BIRMINGHAM — The second annual Lebfest will descend upon Birmingham, Michigan for a two-day celebration of Lebanese culture.
Running from noon-10 p.m. on Friday, August 1 and 10 a.m.-10 p.m. Saturday, August 2, the festival is expecting big things with its impressive lineup of attractions.
Both food and entertainment will be plentiful at the event, which features big-name guests such as Michigan lieutenant governor John Cherry and his wife Pamela Farris, who is Lebanese;Michigan Secretary of State Terry Lyn Land; Motown singer Martha Reeves; and former Detroit Lions star Lomas Brown, who is the festival’s 2008 Grand Marshall.

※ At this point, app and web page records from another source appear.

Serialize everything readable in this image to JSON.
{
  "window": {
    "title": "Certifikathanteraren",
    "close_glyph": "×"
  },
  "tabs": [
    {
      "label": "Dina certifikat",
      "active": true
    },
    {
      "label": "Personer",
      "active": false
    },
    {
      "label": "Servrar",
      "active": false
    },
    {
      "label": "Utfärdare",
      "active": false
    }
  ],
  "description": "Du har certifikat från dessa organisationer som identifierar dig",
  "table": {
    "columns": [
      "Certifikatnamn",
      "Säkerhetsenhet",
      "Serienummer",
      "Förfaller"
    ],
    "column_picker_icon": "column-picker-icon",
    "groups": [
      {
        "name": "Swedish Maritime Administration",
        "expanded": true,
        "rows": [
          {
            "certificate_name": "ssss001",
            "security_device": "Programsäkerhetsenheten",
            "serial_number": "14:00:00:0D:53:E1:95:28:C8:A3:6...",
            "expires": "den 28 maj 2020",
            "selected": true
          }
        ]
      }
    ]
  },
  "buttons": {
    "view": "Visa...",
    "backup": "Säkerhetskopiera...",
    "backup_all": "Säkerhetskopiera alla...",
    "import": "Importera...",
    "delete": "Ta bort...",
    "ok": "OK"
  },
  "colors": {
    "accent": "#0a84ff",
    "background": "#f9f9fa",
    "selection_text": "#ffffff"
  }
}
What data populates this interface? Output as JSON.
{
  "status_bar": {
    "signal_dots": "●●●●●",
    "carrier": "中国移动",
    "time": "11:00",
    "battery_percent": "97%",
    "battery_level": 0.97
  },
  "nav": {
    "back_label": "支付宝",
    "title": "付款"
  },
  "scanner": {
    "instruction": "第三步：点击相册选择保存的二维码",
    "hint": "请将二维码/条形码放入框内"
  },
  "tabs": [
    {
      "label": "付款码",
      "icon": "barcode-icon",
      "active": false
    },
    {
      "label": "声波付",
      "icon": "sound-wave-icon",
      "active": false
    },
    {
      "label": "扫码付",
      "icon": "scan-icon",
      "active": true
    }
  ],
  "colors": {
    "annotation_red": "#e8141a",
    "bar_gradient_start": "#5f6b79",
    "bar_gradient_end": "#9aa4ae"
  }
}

“The event was an overwhelming success last year,” said John Akouri, chairman of the festival.
“We saw considerable diversity last year and that was the nice thing about it. Everyone loves all things Lebanese, including the food, the entertainment, and the music.”
Akouri stressed that the festival is for anyone who likes to have a good time in a family-friendly atmosphere and that people of all backgrounds are welcome.
He also talked about why Lebanese culture is important to the area.
“Lebanese Americans have been in America for over a century and our culture is very well-known,” he said. “The Lebanese community is definitely a part of the fabric that makes up the mosaic of the city of Detroit.”
Attractions at this year’s festival include performances by international superstars Bassam Saleh and Usama Baalbaki, Detroit Bellydance, New York comedian George Saba, oud virtuoso Karim Badr & friends, an ethnic bazaar and market, and an after party at the Community House Terrace Café.
Two other events at Lebfest will celebrate two recent examples of Lebanese contributions as well.
Popular author Habib Chamoun will be on hand signing copies of his book “Negoiate like a Phoenician” Friday and Saturday on the festival grounds. The book has received rave reviews from the Harvard Business School and the Massachusetts Institute of Technology among other places.
Chamoun, who was born in Mexico but is Lebanese, wrote the book to transmit the ancient Phoenicians’ expertise in negotiations to today’s sales professionals. The Phoenicians have long been known for that ability so Chamoun researched exactly what made them so good at it.
“The Phoenicians were very open-minded and flexible, that’s what made them so successful, they could mix with everybody,” said Chamoun. “The had respect for women, religious tolerance, and they respected differences. That’s how you treat people in a business environment; you inject humanity, care about the person and care about the other.”
The book has been presented in 15 different countries and has received warm welcomes on college campuses.
While the Phoenicians were last prevalent around 300 B.C., many Lebanese people identify themselves as descendants of them and take pride in their accomplishments, such as when they became the first society to make extensive use of the alphabet.
Chamoun talked about the Lebanese connection and his book.
“Many people connect to Lebanese culture through food. If you go to a restaurant and you eat, it’s like culture. This book is connecting Lebanese through reading and through culture; it’s another level, more intellectual, and I’m really happy about it.”
In addition to the book signing, the film premiere of Deborah Harse’s documentary “Marathon Beirut, For the Love of Lebanon” will take place on Sunday, August 3 at 12:30 pm at the Landmark Maple Art Theatre in Bloomfield Twp.
Space is limited to the first 400 people for the premiere of the movie, which was shot in November-December 2006 and November 2007.
The film tells the story of the aftermath of the war and how the Beirut Marathon Association chose not to cancel the event but to carry on as a tribute to the resilience of the Lebanese people.
Admission for the festival is free and several children’s attractions are also planned including a play area, games, and clowns, so stop by for a taste of what Lebfest has to offer in 2008.